I've been hunting since I was old enough to hold a gun in my hands. My dad raised me to be an outdoorsman, and if it walks and can be eaten, there's a good chance I've taken a shot at it. But on a recent trip down to Florida, a friend introduced me to a new sport. Hunting. But in the ocean. Instead of sitting in a hide swatting away the bugs, you're in the water with a snorkel and a speargun. It's like a highly active form of fishing, that was incredibly fun. It's called spearfishing. And I would recommend it without hesitation to anyone who enjoys hunting. But not only that. In a crisis, knowing another technique to put food on your dinner table is invaluable. It helps you add variety to your diet, can supplement the stores you've got tucked away in your stockpile, and gives you something to do when the world has turned to chaos. Everyone who lives near a large water source should know how to go spearfishing.
Don't forget the regulations

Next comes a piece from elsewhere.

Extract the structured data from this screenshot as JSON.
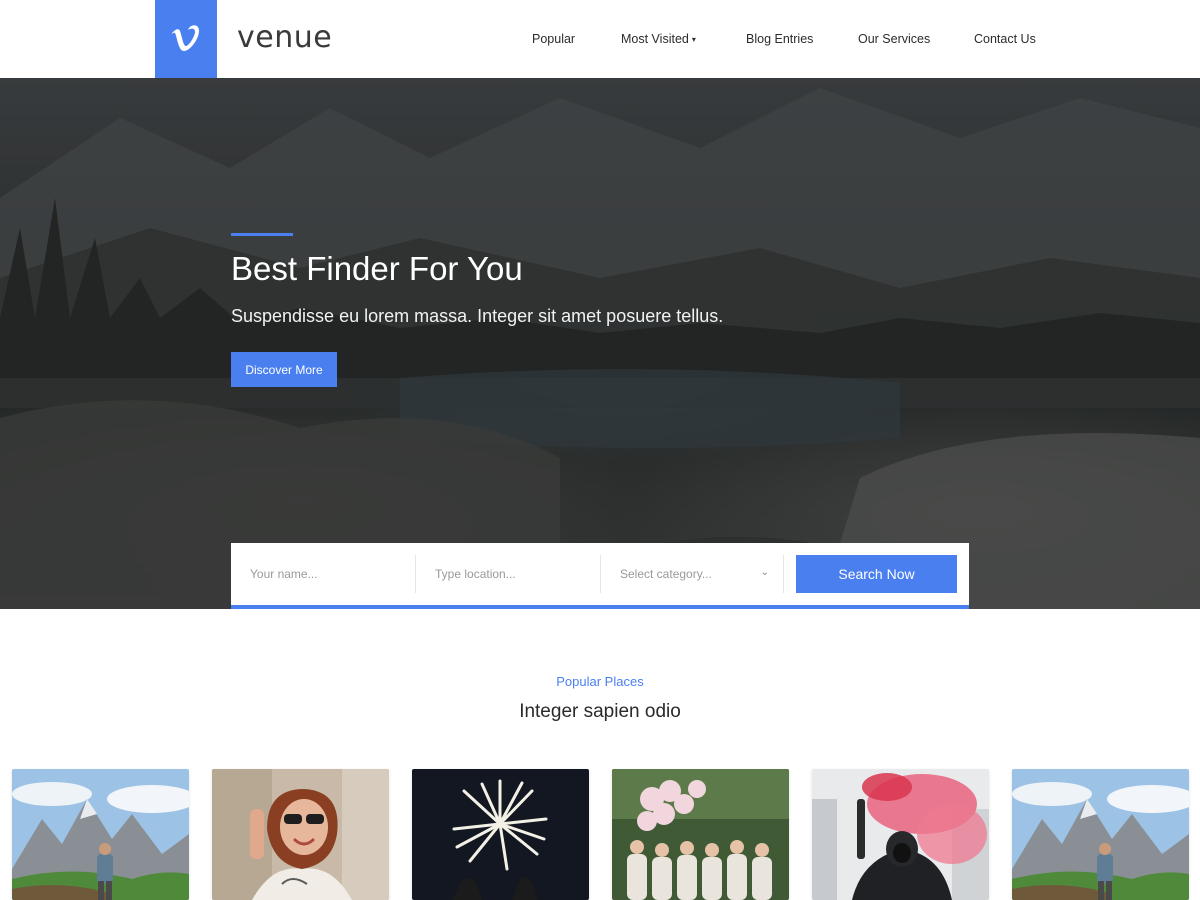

Now you'll probably need a fishing license to go spearfishing (check the restrictions in your state), and make sure you do a little research on locations first. Certain areas can be off-limits, but most coastal areas will have spots you can go hunt. You can go spearfishing in fresh water too, but there are usually more restrictions on the types of fish you can take, and also seasons to follow. Make sure you know the rules before you get yourself in trouble, and face large fines.
Gearing up to go spearfishing
If you've ever been snorkeling before, spearfishing is pretty much the same thing. You've got a pair of flippers, and a snorkel and a mask. Perhaps even a wetsuit if the water's a little cold. And of course, a speargun. Now there's much more spearfishing gear you can buy, but these are the basics you need to get in the water and start hunting fish.
How a speargun works
A speargun is a weapon designed to shoot a spear underwater. It's got a band that's kind of like a slingshot, which you stretch down and "click" into place to load the speargun. Then it's just a matter of finding a fish to shoot, diving underwater and swimming close, turning off the safety and firing your speargun. The shaft will shoot forward, hopefully impale your target fish, and you can reel it in. The speargun I used, had about 4 to 5 feet of range, which was plenty for me to land a couple of fish.
Where to go spearfishing
The first thing I noticed once I got in the water was just how many fish I saw. It was incredible. I wasn't sitting on the sidelines hoping for a bite on my line. Or wasting hours and going hungry at the end of an unsuccessful day fishing. I was right down there with the fish, armed with a speargun, and the pickings were good. You can spearfish anywhere there's water, but I found there were more fish along structures like the pylons of a jetty, or a man-made rock wall or reef. And they got bigger the deeper the water got.
Remember to stay safe in the water
I don't need to tell you that the ocean can be unsafe, and it goes without saying that anytime you're swimming you need to ensure you're not putting yourself in danger. Check the conditions before you go into the water, and if it looks choppy, rough, or there's a rip, don't risk it. Losing your life over a couple of fish isn't a smart idea, no matter how hungry you are when the SHTF.
How about sharks?
Ah, the big question. I didn't see any on the spearfishing trips I made, but that doesn't mean they're not there. My friend had a line and a float he used to hold our catch (he said it was to keep the fish away in case a shark came near), and recommended I use a similar setup if I start to go spearfishing on my own. You don't want to wrestle a shark for a fish. It's a fight you will lose.
Hunting fish as a food source
This is where things get interesting. I averaged two fish on each spearfishing trip, as a complete beginner, flopping around in the water. Enough meat to feed my family every night. In a crisis, knowing how to go spearfishing is a key survival skill that will reliably put food on your table. When the supermarkets run dry, the people who know alternative ways to catch food will be the ones who thrive. Make sure it's you, and make sure you've got the gear, the expertise, and have put in the practice to bring home fish after fish as a food source,
Weaponizing your speargun when the SHTF
After the trip I bought my own speargun. I couldn't help it. I've yet to use it in the pond on my property, but I was playing around with it on the weekend and it occurred to me it's like a modified crossbow. Once I took the shooting line off (what connects the spear to the speargun), I went to the yard and made a few shots. My speargun launches the spear pretty accurately about 10-15 feet, and has a maximum range of about 35 to 40 feet. I did manage to slightly bend the shaft shooting it like this (which I'll need to replace before my next trip to the beach), but I realized a speargun could be a rather novel weapon once the SHTF. You'd only get one shot, but it may be enough to take on intruder in your home who intends you harm, if you've not got a tactical flashlight
or a can of pepper spray
handy. For anyone who lives near a source of water, like a lake or the beach, knowing how to go hunting in the water is an important survival skill. Buy a speargun and learn to catch fish after fish, and you'll never go hungry, even after the supermarket shelves are stripped bare.